Lawmakers approved legislation to prevent childhood lead poisoning in New Jersey.
This legislation requires a proactive lead inspection process for rental properties built before 1978, closing a loophole that allowed all single family/two family rental units to go uninspected.
Before now, thousands of children were poisoned each year before lead was detected in a home – using kids as lead detectors. The new law will ensure that families know their home is lead-safe before they move in.
The floor vote passed unanimously 40-0 in the Senate and 70-3 in the Assembly, and is expected to be signed by the governor.
Isles is a nonprofit organization that worked in support the bills, S1147 and A1372, along with the Housing and Community Development Network of New Jersey, Green and Healthy Homes Initiative, Advocates for Children of NJ, New Jersey Future, Lead Free New Jersey, Environment NJ, Lead Safe Cleveland, and the Coalition to Prevent Lead Poisoning (Rochester, NY).”
“We know this is one of the most impactful ways to prevent childhood lead poisoning over the long term,” said Isles’ CEO Sean Jackson. “Today, the New Jersey legislature stops the usage of children as the canary in the coal mine.”
Jackson said Isles has been at the forefront of advocating for common sense policies to keep kids safe from lead and other environmental health hazards for decades.
“The vast majority of the nearly 4,000 new childhood lead poisoning cases each year in New Jersey are caused by lead-based paint that deteriorates and turns to dust in the home. Most families do not discover they have a lead paint poisoning problem until their child tests positive for an elevated blood lead level. COVID and the related stay-at-home orders exacerbated this problem,” says Ben Haygood, Isles’ Environmental Health Policy Director. “This legislation creates a ‘primary prevention’ system — identifying and addressing lead hazards in homes before children get poisoned.”
In states and cities where similar policies have been implemented, childhood lead poisoning from lead-based paint has plummeted.
In Rochester, for example, after requiring a lead safe certificate for all rental housing, lead poisoning of children dropped nearly 90% over 10 years. Maryland has reduced lead poisoning in Baltimore by 99%; Rhode Island and Massachusetts have had similar outcomes.
No Safe Lead Levels
Lead is a dangerous neurotoxin that affects a child’s learning, memory, and even behavior, as it damages the part of the brain that controls impulse.
“There is no such thing as a ‘safe’ level of lead,” says Elyse Pivnick, Isles’ Senior Director of Environmental Health. “Children with even low levels of lead are six times more likely to enter the juvenile justice system, thirty percent more likely to fail 3rd grade reading and math, and seven times more likely to drop out of school.
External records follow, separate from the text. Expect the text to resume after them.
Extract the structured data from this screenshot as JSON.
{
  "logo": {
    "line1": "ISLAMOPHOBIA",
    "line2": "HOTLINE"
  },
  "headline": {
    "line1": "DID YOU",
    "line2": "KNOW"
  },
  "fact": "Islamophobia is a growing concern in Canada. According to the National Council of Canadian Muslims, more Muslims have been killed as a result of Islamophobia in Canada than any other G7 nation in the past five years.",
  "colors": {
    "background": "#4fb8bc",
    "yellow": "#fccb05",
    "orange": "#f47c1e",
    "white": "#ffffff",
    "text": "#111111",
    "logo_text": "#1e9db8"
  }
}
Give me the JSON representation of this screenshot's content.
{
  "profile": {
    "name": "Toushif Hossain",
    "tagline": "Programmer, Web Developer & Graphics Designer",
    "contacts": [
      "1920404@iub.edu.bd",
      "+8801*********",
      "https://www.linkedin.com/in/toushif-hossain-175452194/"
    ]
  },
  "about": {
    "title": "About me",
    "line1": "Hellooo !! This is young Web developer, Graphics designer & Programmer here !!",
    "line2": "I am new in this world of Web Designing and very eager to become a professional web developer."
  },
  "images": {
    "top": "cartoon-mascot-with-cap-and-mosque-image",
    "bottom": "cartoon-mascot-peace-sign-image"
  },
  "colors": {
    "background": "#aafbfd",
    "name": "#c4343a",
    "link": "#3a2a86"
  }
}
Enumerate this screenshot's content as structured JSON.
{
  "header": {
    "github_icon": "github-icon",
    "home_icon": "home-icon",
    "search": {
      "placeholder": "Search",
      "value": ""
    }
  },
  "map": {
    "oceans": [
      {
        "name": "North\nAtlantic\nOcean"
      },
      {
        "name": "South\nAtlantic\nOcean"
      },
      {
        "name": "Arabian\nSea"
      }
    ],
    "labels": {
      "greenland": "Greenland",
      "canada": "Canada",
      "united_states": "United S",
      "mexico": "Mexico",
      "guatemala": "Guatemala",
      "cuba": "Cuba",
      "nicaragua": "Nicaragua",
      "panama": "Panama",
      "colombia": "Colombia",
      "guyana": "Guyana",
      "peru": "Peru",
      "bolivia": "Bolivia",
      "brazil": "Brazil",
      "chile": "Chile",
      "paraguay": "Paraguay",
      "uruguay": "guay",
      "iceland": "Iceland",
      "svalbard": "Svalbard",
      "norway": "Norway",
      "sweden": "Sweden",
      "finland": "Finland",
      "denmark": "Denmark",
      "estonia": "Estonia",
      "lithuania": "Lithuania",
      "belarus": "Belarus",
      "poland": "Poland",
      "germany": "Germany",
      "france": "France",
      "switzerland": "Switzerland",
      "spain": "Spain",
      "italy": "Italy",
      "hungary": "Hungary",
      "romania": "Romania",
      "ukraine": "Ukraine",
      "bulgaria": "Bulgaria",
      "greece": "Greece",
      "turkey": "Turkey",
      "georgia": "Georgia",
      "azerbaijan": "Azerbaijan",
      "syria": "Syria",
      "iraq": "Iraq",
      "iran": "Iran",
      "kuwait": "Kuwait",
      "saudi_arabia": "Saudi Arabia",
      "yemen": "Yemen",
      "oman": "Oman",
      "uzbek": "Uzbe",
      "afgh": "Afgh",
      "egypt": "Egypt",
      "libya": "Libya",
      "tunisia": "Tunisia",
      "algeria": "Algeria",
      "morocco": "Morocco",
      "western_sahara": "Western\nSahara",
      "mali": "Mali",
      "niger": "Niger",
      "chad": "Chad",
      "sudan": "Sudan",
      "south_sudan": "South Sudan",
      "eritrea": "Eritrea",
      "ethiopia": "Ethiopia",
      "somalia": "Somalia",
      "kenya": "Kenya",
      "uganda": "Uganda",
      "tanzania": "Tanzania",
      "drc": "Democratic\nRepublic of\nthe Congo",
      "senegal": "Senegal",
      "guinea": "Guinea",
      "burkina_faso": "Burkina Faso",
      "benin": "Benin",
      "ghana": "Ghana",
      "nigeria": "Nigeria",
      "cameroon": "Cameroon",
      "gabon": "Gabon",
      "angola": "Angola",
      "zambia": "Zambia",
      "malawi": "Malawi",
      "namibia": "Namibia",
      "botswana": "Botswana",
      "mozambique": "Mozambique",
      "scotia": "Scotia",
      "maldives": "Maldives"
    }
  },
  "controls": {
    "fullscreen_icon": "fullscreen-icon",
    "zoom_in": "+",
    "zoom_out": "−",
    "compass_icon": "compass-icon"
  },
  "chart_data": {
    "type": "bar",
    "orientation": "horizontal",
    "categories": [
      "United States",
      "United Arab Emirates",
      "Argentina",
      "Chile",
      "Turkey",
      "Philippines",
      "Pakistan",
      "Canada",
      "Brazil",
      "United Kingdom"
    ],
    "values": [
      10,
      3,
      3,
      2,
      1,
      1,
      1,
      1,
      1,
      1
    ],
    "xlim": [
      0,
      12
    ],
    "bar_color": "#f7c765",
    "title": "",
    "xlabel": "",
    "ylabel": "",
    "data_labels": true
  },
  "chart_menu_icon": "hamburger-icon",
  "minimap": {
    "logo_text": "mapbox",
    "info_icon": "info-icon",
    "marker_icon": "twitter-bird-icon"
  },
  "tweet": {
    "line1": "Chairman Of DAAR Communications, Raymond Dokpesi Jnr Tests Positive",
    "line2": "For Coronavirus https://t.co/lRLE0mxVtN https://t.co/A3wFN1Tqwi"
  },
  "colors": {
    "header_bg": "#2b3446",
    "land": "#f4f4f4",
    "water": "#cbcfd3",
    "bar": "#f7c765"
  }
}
Tragically, in 2015, 13 municipalities in New Jersey had a higher percentage of children with elevated blood lead levels than Flint, MI.”
The costs and impacts of allowing the persistence of lead in paint and water affects all New Jerseyans.
The costs associated with lead poisoning are immense — more than $62 million annually for NJ taxpayers.
Lead poisoning drives higher special education costs, higher levels of juvenile crime and incarceration, increased high school dropouts, higher rates of unemployment, and a variety of health problems that lead to earlier retirement, enrollment in Medicaid, and even death.
New studies have shown the long-term effects of lead exposure on heart and kidney disease and neurological issues for seniors, as well.